### Action item
Locate every line in the records below that holds the word "verified" and return each one.

### Page and application data records
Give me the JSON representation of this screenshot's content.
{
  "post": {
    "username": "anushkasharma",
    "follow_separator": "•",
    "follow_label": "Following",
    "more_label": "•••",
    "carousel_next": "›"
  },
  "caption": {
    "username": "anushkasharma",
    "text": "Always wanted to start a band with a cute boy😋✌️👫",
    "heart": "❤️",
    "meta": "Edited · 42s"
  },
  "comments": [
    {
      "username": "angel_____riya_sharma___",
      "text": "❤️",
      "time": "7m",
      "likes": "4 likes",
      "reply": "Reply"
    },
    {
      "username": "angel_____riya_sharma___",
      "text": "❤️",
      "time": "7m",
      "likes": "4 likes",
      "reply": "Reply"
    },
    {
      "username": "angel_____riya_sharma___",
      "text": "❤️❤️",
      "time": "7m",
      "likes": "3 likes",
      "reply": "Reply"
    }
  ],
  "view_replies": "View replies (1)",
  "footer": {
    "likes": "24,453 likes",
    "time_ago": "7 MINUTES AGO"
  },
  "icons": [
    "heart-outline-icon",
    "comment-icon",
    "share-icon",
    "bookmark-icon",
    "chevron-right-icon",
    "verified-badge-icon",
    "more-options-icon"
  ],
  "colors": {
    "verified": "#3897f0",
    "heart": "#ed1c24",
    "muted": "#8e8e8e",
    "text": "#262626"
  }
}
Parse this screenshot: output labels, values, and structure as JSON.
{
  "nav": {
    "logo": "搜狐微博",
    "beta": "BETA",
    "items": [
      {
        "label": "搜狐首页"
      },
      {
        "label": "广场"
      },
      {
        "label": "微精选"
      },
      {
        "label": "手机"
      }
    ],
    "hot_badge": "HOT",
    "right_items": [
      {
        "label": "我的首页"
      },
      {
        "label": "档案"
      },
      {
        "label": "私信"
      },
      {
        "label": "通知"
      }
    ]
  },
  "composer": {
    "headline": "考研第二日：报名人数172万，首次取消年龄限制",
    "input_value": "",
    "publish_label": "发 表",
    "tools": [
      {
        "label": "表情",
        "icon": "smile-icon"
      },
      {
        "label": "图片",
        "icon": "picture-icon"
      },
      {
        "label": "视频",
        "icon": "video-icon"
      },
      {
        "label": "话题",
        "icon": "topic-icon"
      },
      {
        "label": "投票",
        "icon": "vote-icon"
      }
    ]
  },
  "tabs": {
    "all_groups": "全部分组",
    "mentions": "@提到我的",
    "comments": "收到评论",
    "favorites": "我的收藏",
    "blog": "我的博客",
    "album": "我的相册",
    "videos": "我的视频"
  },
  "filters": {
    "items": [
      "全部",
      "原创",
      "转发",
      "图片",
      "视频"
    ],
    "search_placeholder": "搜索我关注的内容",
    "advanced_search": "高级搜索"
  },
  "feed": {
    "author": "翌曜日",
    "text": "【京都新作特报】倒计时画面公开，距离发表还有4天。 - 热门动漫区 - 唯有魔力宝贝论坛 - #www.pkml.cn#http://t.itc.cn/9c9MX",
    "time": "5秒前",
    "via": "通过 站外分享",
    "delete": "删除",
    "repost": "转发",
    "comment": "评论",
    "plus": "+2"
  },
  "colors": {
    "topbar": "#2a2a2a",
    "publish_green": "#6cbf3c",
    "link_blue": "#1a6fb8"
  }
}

### Answer area
    "verified-badge-icon",
    "verified": "#3897f0",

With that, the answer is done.